By Dorcas sarcozy via fb
The main reason Ethiopian Prime Minister Abiy Ahmed won the 2019 Nobel Prize for Peace was because of his peacemaking efforts with Eritrea AND rapprochement with Somalia and Djibouti – all within the first year of taking office!
The 43-year old millennial took office in 2018 and alongside seeking co-existence with his international neighbors, he also set out to “heal the nation”.
PM Ali started off much like many leaders of Africa start off when they ascend into power:
Offering lofty-sounding platitudes and promises including promises to end “ufisadi” and “unify the nation’s many fractured tribes” and “remediate historical injustices”; this on top of building stadiums across the land and providing laptops to all school children.
However, the former Ethiopian intelligence officer not only followed through on his promise to end repression of the press and of the opposition, he ended a two-decade-long conflict between his country and neighboring Eritrea.
Abiy freed political prisoners and actively sought gender equality in his cabinet.
Ethiopia’s President and Chief Justice are both women – HE Sahle-Work Zewde and CJ Meaza Ashenafi.
And unlike some African leaders who force their best and brightest into exile or hunt them down and eliminate them, along with any meddlesome or unco-opted members of the opposition, Abiy has done the exact opposite.
He sought out the country’s best and brightest who had fled abroad to flee assault from the country’s previous autocrats and/or a moribund economy dragged down by its corrupt/inept leadership.
The current head of the country’s election board, the equivalent of Kenya’s IEBC, was once a political prisoner who sought refuge in the US. The newly minted Nobel Laureate asked Birtukan Mideksa to return home from America and chair the National Election Board.
A Kenyan equivalent of this would be Uhuru Kenyatta asking Miguna Miguna to chair the IEBC!
Like many African countries, Ethiopia has many ethnic groups living side-by-side all within the same borders.
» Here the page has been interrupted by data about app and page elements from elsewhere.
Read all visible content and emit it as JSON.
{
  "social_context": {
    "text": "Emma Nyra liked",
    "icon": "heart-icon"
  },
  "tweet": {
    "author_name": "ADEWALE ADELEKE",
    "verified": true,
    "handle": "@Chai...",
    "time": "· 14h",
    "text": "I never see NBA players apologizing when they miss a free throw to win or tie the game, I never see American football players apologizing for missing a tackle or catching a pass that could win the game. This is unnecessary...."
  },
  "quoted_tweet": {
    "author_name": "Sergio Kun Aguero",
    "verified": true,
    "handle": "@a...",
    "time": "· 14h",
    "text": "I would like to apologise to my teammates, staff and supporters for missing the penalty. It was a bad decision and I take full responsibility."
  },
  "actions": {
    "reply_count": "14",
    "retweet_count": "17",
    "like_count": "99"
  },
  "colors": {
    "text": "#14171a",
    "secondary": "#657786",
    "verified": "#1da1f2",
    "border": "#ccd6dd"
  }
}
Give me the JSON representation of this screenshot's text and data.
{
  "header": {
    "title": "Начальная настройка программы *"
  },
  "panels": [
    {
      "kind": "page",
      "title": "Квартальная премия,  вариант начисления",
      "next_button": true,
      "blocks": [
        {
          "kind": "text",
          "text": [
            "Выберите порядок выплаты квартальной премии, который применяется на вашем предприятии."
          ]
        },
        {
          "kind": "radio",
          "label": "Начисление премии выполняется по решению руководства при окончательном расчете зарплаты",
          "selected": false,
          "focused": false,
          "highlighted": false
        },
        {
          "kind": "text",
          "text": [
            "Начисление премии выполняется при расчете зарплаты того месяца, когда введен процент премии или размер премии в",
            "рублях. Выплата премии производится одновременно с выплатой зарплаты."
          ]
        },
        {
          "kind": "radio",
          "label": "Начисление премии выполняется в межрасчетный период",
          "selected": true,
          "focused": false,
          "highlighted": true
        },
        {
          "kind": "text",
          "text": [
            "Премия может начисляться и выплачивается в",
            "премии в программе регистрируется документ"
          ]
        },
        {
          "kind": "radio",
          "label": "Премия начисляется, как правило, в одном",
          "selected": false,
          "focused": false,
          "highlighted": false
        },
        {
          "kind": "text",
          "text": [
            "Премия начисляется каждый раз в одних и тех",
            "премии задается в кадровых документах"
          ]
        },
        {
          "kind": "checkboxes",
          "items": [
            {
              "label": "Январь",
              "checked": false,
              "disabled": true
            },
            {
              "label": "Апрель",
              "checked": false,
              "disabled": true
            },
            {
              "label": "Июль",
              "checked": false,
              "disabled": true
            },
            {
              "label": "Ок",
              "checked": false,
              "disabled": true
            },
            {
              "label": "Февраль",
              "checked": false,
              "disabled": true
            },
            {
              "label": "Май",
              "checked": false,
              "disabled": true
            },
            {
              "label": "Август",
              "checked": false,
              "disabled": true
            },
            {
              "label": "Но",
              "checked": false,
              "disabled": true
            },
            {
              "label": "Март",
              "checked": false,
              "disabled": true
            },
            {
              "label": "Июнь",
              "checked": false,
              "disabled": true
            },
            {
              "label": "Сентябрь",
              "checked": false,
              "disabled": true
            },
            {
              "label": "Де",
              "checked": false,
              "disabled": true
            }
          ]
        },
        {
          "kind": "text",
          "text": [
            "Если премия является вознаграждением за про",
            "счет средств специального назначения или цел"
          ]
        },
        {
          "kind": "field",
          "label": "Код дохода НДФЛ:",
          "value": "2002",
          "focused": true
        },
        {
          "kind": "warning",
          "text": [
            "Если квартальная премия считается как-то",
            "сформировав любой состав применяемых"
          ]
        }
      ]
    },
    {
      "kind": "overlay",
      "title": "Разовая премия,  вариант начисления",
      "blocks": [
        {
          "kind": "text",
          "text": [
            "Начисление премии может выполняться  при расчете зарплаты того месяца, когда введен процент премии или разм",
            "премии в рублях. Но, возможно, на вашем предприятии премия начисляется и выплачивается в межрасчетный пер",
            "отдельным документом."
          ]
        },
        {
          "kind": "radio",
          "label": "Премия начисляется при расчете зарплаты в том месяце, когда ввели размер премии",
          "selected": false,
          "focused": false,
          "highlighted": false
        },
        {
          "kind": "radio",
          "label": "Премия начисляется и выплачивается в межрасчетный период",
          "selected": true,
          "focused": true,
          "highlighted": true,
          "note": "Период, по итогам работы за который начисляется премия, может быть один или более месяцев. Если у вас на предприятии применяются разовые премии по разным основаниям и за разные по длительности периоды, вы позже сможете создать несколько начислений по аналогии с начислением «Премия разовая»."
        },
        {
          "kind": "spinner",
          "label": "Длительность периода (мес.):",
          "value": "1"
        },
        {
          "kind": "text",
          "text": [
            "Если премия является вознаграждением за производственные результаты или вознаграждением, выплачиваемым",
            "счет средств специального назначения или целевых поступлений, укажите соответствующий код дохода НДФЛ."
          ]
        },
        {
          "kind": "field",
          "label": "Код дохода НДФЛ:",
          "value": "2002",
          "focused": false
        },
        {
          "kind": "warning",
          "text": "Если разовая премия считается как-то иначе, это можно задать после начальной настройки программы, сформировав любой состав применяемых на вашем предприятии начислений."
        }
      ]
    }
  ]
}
And like Kenya and Rwanda, ethnic strife is but a demagogue or a mis-step away.
On the other hand, Abiy Ali has not only verbalized being the “leader of all Ethiopians” as many a-demagogues promise upon seizing or coming to power, he has actively reached out to the country’s minority groups including the Somalis, Tigrayans, Sidamas, Gurages, Wolaytas and Hidayas.
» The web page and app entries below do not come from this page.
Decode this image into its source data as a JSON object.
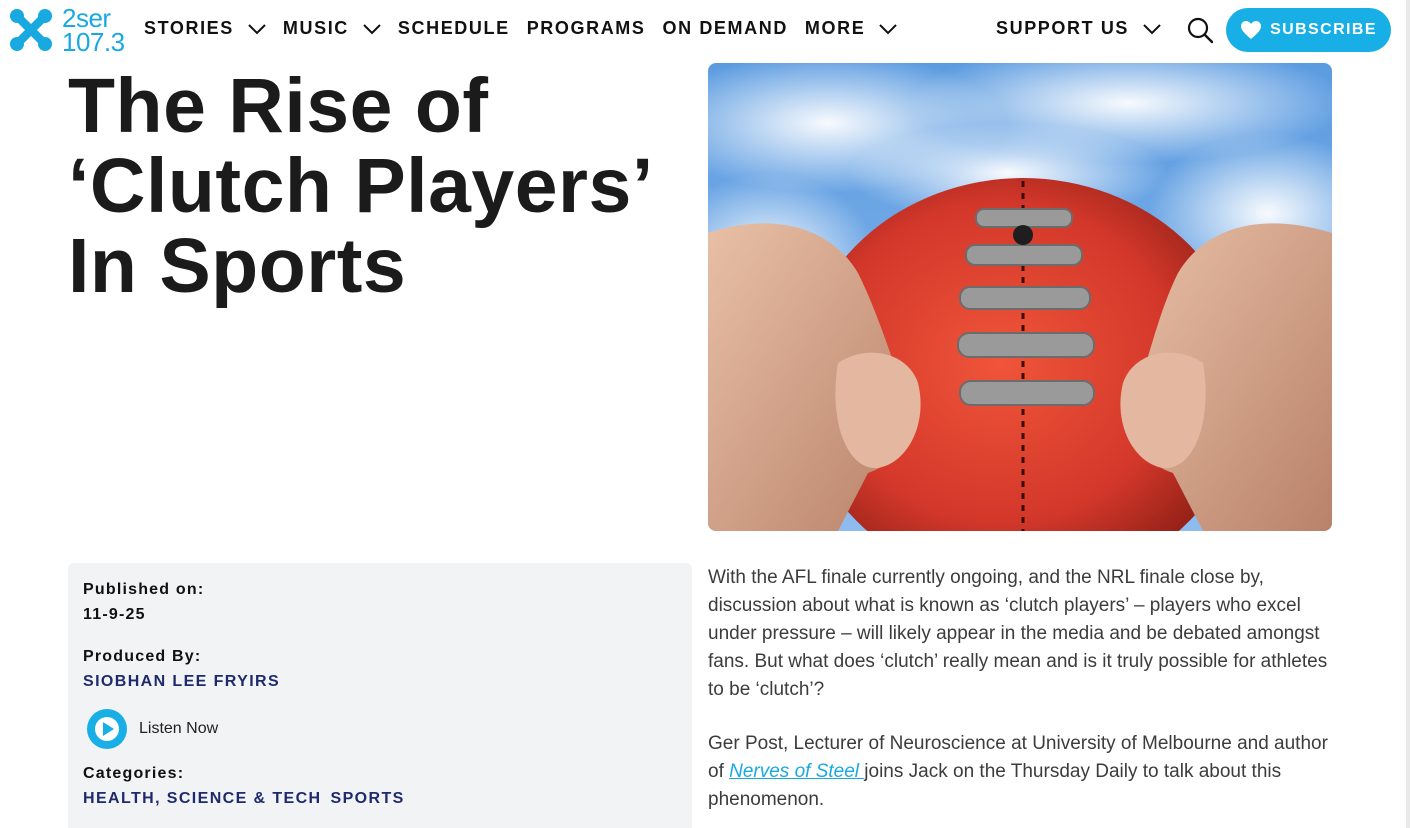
{
  "brand": {
    "logo_line1": "2ser",
    "logo_line2": "107.3",
    "accent_color": "#18aee6"
  },
  "nav": {
    "items": [
      {
        "label": "STORIES",
        "has_dropdown": true
      },
      {
        "label": "MUSIC",
        "has_dropdown": true
      },
      {
        "label": "SCHEDULE",
        "has_dropdown": false
      },
      {
        "label": "PROGRAMS",
        "has_dropdown": false
      },
      {
        "label": "ON DEMAND",
        "has_dropdown": false
      },
      {
        "label": "MORE",
        "has_dropdown": true
      }
    ],
    "support_label": "SUPPORT US",
    "search_icon": "search-icon",
    "subscribe_label": "SUBSCRIBE",
    "subscribe_icon": "heart-icon"
  },
  "article": {
    "title_line1": "The Rise of",
    "title_line2": "‘Clutch Players’",
    "title_line3": "In Sports",
    "image_icon": "football-photo",
    "published_label": "Published on:",
    "published_value": "11-9-25",
    "produced_label": "Produced By:",
    "producer": "SIOBHAN LEE FRYIRS",
    "listen_label": "Listen Now",
    "categories_label": "Categories:",
    "categories": [
      "HEALTH, SCIENCE & TECH",
      "SPORTS"
    ],
    "para1": "With the AFL finale currently ongoing, and the NRL finale close by, discussion about what is known as ‘clutch players’ – players who excel under pressure – will likely appear in the media and be debated amongst fans. But what does ‘clutch’ really mean and is it truly possible for athletes to be ‘clutch’?",
    "para2_before": "Ger Post, Lecturer of Neuroscience at University of Melbourne and author of ",
    "para2_link": "Nerves of Steel ",
    "para2_after": "joins Jack on the Thursday Daily to talk about this phenomenon."
  }
}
It would be interesting to see an analysis of the man’s cabinet to see if it indeed represents the “Face of Ethiopia” and not of Ali’s ethnicity; if it protects the minorities from the “tyranny of the majority” that Kenyans who support the incumbency crow/gloat about.
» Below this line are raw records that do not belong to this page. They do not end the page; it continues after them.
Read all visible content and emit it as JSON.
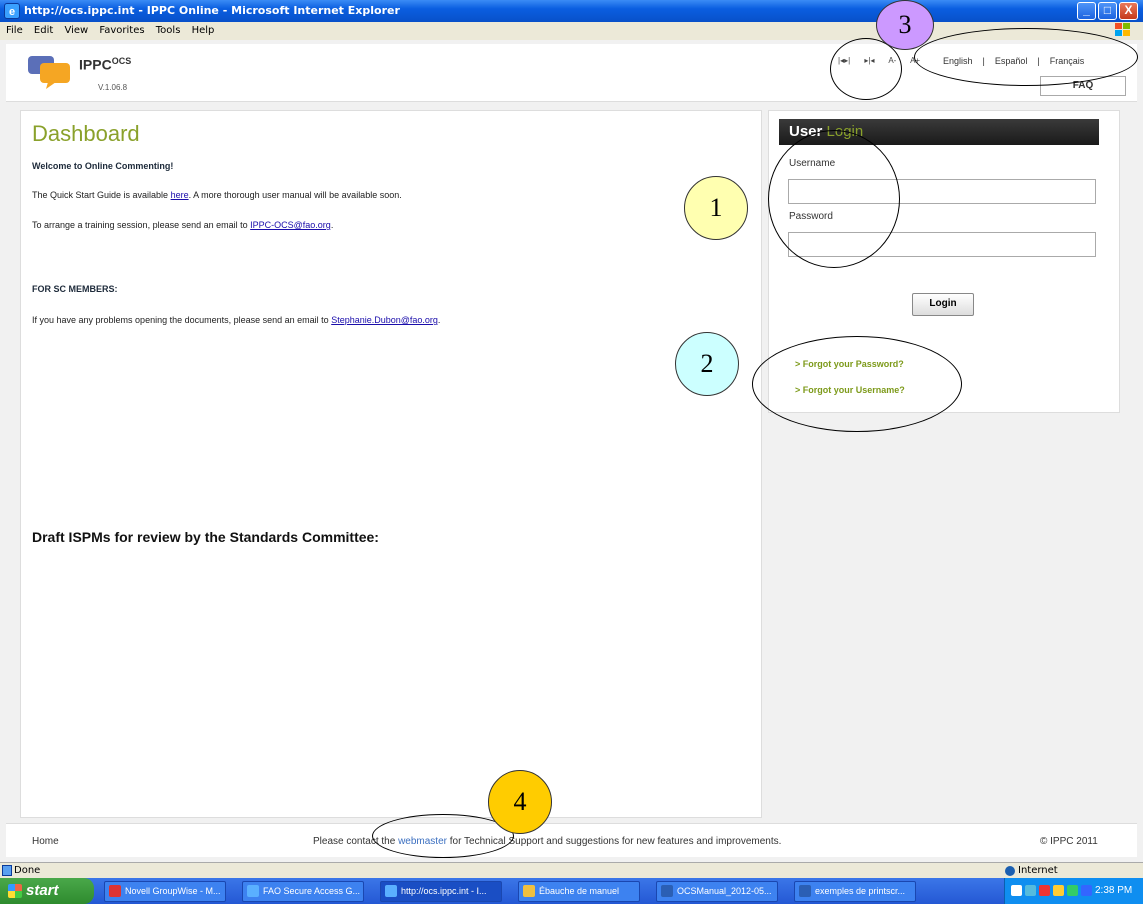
{
  "window": {
    "title": "http://ocs.ippc.int - IPPC Online - Microsoft Internet Explorer",
    "minimize": "_",
    "maximize": "□",
    "close": "X"
  },
  "menu": [
    "File",
    "Edit",
    "View",
    "Favorites",
    "Tools",
    "Help"
  ],
  "header": {
    "logo_name": "IPPC",
    "logo_sup": "OCS",
    "version": "V.1.06.8",
    "toolbar_icons": [
      "|◂▸|",
      "▸|◂",
      "A-",
      "A+"
    ],
    "languages": [
      "English",
      "Español",
      "Français"
    ],
    "lang_sep": "|",
    "faq": "FAQ"
  },
  "dashboard": {
    "title": "Dashboard",
    "welcome": "Welcome to Online Commenting!",
    "quickstart_pre": "The Quick Start Guide is available ",
    "quickstart_link": "here",
    "quickstart_post": ". A more thorough user manual will be available soon.",
    "training_pre": "To arrange a training session, please send an email to ",
    "training_link": "IPPC-OCS@fao.org",
    "training_post": ".",
    "sc_heading": "FOR SC MEMBERS:",
    "sc_pre": "If you have any problems opening the documents, please send an email to ",
    "sc_link": "Stephanie.Dubon@fao.org",
    "sc_post": ".",
    "draft_title": "Draft ISPMs for review by the Standards Committee:"
  },
  "login": {
    "title_a": "User ",
    "title_b": "Login",
    "username_label": "Username",
    "username_value": "",
    "password_label": "Password",
    "password_value": "",
    "button": "Login",
    "forgot_password": "> Forgot your Password?",
    "forgot_username": "> Forgot your Username?"
  },
  "footer": {
    "home": "Home",
    "contact_pre": "Please contact the ",
    "contact_link": "webmaster",
    "contact_post": " for Technical Support and suggestions for new features and improvements.",
    "copyright": "© IPPC 2011"
  },
  "statusbar": {
    "status": "Done",
    "zone": "Internet"
  },
  "taskbar": {
    "start": "start",
    "tasks": [
      "Novell GroupWise - M...",
      "FAO Secure Access G...",
      "http://ocs.ippc.int - I...",
      "Ébauche de manuel",
      "OCSManual_2012-05...",
      "exemples de printscr..."
    ],
    "clock": "2:38 PM"
  },
  "annotations": [
    "1",
    "2",
    "3",
    "4"
  ],
  "colors": {
    "accent_green": "#8aa12b",
    "annotation_1": "#ffffb0",
    "annotation_2": "#ccffff",
    "annotation_3": "#cc99ff",
    "annotation_4": "#ffcc00"
  }
}
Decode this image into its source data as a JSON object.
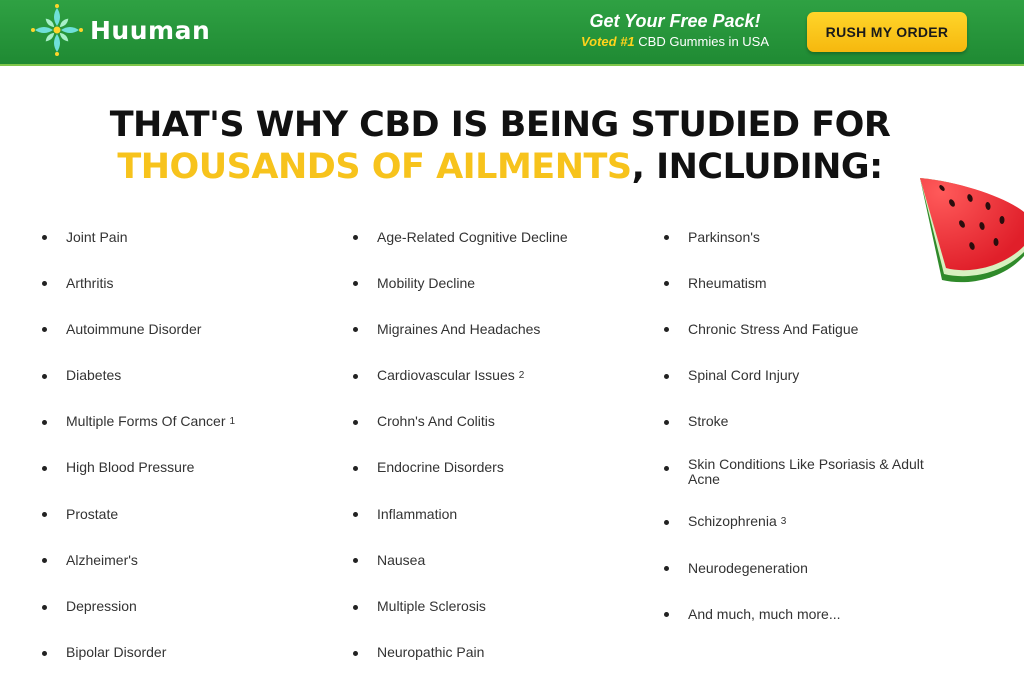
{
  "header": {
    "brand": "Huuman",
    "promo_title": "Get Your Free Pack!",
    "promo_highlight": "Voted #1",
    "promo_rest": " CBD Gummies in USA",
    "cta_label": "RUSH MY ORDER"
  },
  "headline": {
    "line1": "THAT'S WHY CBD IS BEING STUDIED FOR",
    "line2_highlight": "THOUSANDS OF AILMENTS",
    "line2_rest": ", INCLUDING:"
  },
  "colors": {
    "header_green": "#2fa143",
    "highlight_yellow": "#fcce1a",
    "headline_yellow": "#f7c31c"
  },
  "ailments": {
    "col1": [
      {
        "label": "Joint Pain",
        "highlighted": false,
        "ref": ""
      },
      {
        "label": "Arthritis",
        "highlighted": true,
        "ref": ""
      },
      {
        "label": "Autoimmune Disorder",
        "highlighted": false,
        "ref": ""
      },
      {
        "label": "Diabetes",
        "highlighted": true,
        "ref": ""
      },
      {
        "label": "Multiple Forms Of Cancer",
        "highlighted": false,
        "ref": "1"
      },
      {
        "label": "High Blood Pressure",
        "highlighted": false,
        "ref": ""
      },
      {
        "label": "Prostate",
        "highlighted": false,
        "ref": ""
      },
      {
        "label": "Alzheimer's",
        "highlighted": true,
        "ref": ""
      },
      {
        "label": "Depression",
        "highlighted": false,
        "ref": ""
      },
      {
        "label": "Bipolar Disorder",
        "highlighted": false,
        "ref": ""
      }
    ],
    "col2": [
      {
        "label": "Age-Related Cognitive Decline",
        "highlighted": true,
        "ref": ""
      },
      {
        "label": "Mobility Decline",
        "highlighted": true,
        "ref": ""
      },
      {
        "label": "Migraines And Headaches",
        "highlighted": false,
        "ref": ""
      },
      {
        "label": "Cardiovascular Issues",
        "highlighted": false,
        "ref": "2"
      },
      {
        "label": "Crohn's And Colitis",
        "highlighted": false,
        "ref": ""
      },
      {
        "label": "Endocrine Disorders",
        "highlighted": false,
        "ref": ""
      },
      {
        "label": "Inflammation",
        "highlighted": true,
        "ref": ""
      },
      {
        "label": "Nausea",
        "highlighted": false,
        "ref": ""
      },
      {
        "label": "Multiple Sclerosis",
        "highlighted": false,
        "ref": ""
      },
      {
        "label": "Neuropathic Pain",
        "highlighted": true,
        "ref": ""
      }
    ],
    "col3": [
      {
        "label": "Parkinson's",
        "highlighted": false,
        "ref": ""
      },
      {
        "label": "Rheumatism",
        "highlighted": false,
        "ref": ""
      },
      {
        "label": "Chronic Stress And Fatigue",
        "highlighted": true,
        "ref": ""
      },
      {
        "label": "Spinal Cord Injury",
        "highlighted": false,
        "ref": ""
      },
      {
        "label": "Stroke",
        "highlighted": false,
        "ref": ""
      },
      {
        "label": "Skin Conditions Like Psoriasis & Adult Acne",
        "highlighted": false,
        "ref": ""
      },
      {
        "label": "Schizophrenia",
        "highlighted": false,
        "ref": "3"
      },
      {
        "label": "Neurodegeneration",
        "highlighted": false,
        "ref": ""
      },
      {
        "label": "And much, much more...",
        "highlighted": true,
        "ref": ""
      }
    ]
  }
}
Notwithstanding and to a large extent, Abiy has not only been a peacemaker domestically, he reportedly got the Saudis and Emirates to support his mediation between the two sides in Sudan i.e. the then-Omar Bashir-led incumbency and the opposition. So while the authoritarian Bashir was eventually forced out of power by a youth-led uprising, the ever-present specter of a brutal pushback from the incumbency that almost always controls the levers of violence against the demonstrators/opposition that parts of Kenya have seen and saw back in 2017 was averted thanks, in part, to Aiby’s peace-making efforts.
A September 2019 piece on the World Economic Forum (WEF) website titled “Ethiopia is Africa’s new growth engine – here’s why” only adds to the sheen of Ahmed Aiby’s two-year-old premiership.
To be clear, Ethiopia has challenges.
The country, like many of its African neighbors, IS battling corruption (Corruption Perception Index – CPI – of 34 vs. Kenya’s 27 and Rwanda’s 56).
However, it has benefited from socio-political stability that has in turn propelled its economy to double-digit growth rates over the last decade.
This world-leading economic growth rate has kept an appreciable number of the country’s 105M employed/earning a living. It also bears repeating that the newly-minted Nobel Laureate has actualized some major campaign promises that has prolonged his honeymoon well beyond the standard one hundred days (3 months) usually accorded incoming administrations.
Critics (Kenyans in particular) my scoff at the importance of Abiy Ahmed’s Nobel Prize and I would understand the southern neighbor’s jaundiced eyes. After all, the Nobel Commission overlooked Kenya’s now-favorite son Ngugi Wa Thiong’o in his quest for the prestigious prize in Literature.
However, they cannot scoff at the critical role played by competent leadership in their northern neighbor’s trajectory.
This is particularly true given the near-identical socio-economic and political factors shared by Kenya and Ethiopia:
– Youthful potential,
– Possible privatisation of state-owned enterprises,
– Promising start-up ecosystem,
– Strategic location between Europe and Asia.
I’d even throw in the faux “social stability” wrought on by the near-two-year-old “Handshake” – another factor identified in the WEF piece mentioned in this piece.
I will let y’all wonder where else competent incorruptible leadership has been the difference between Kenya and another society on the verge of economic take-off.
Again, a hearty congratulations to PM Abiy Ahmed Ali for an award seemingly well-deserved.